_Data provided:_
Start of Block

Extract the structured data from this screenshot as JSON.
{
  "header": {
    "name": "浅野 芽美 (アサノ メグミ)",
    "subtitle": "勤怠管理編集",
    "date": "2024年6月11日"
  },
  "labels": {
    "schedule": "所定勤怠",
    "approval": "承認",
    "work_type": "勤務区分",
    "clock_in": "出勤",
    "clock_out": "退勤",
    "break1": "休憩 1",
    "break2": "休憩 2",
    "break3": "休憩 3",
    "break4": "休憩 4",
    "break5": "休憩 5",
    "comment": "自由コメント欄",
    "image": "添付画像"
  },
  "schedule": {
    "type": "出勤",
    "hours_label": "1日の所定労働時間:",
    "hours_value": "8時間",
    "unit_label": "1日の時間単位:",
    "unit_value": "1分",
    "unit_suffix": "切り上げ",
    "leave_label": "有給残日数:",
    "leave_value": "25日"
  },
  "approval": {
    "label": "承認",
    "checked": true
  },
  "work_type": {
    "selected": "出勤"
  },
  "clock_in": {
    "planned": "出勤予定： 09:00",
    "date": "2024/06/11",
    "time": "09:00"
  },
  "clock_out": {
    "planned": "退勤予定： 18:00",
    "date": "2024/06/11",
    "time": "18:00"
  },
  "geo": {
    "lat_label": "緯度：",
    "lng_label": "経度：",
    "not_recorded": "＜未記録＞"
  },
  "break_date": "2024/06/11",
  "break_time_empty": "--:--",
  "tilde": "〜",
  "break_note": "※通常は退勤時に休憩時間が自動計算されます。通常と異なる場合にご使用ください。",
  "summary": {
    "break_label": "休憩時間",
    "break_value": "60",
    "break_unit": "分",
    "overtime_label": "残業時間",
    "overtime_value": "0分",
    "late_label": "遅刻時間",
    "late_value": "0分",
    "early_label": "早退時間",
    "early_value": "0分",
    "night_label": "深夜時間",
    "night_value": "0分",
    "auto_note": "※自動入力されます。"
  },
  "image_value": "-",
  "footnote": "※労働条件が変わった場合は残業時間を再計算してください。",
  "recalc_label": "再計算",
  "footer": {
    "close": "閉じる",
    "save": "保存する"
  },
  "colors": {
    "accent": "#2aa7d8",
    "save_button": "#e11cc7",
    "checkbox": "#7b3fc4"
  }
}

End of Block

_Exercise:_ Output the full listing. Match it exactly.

_Response below:_
Extract the structured data from this screenshot as JSON.
{
  "header": {
    "name": "浅野 芽美 (アサノ メグミ)",
    "subtitle": "勤怠管理編集",
    "date": "2024年6月11日"
  },
  "labels": {
    "schedule": "所定勤怠",
    "approval": "承認",
    "work_type": "勤務区分",
    "clock_in": "出勤",
    "clock_out": "退勤",
    "break1": "休憩 1",
    "break2": "休憩 2",
    "break3": "休憩 3",
    "break4": "休憩 4",
    "break5": "休憩 5",
    "comment": "自由コメント欄",
    "image": "添付画像"
  },
  "schedule": {
    "type": "出勤",
    "hours_label": "1日の所定労働時間:",
    "hours_value": "8時間",
    "unit_label": "1日の時間単位:",
    "unit_value": "1分",
    "unit_suffix": "切り上げ",
    "leave_label": "有給残日数:",
    "leave_value": "25日"
  },
  "approval": {
    "label": "承認",
    "checked": true
  },
  "work_type": {
    "selected": "出勤"
  },
  "clock_in": {
    "planned": "出勤予定： 09:00",
    "date": "2024/06/11",
    "time": "09:00"
  },
  "clock_out": {
    "planned": "退勤予定： 18:00",
    "date": "2024/06/11",
    "time": "18:00"
  },
  "geo": {
    "lat_label": "緯度：",
    "lng_label": "経度：",
    "not_recorded": "＜未記録＞"
  },
  "break_date": "2024/06/11",
  "break_time_empty": "--:--",
  "tilde": "〜",
  "break_note": "※通常は退勤時に休憩時間が自動計算されます。通常と異なる場合にご使用ください。",
  "summary": {
    "break_label": "休憩時間",
    "break_value": "60",
    "break_unit": "分",
    "overtime_label": "残業時間",
    "overtime_value": "0分",
    "late_label": "遅刻時間",
    "late_value": "0分",
    "early_label": "早退時間",
    "early_value": "0分",
    "night_label": "深夜時間",
    "night_value": "0分",
    "auto_note": "※自動入力されます。"
  },
  "image_value": "-",
  "footnote": "※労働条件が変わった場合は残業時間を再計算してください。",
  "recalc_label": "再計算",
  "footer": {
    "close": "閉じる",
    "save": "保存する"
  },
  "colors": {
    "accent": "#2aa7d8",
    "save_button": "#e11cc7",
    "checkbox": "#7b3fc4"
  }
}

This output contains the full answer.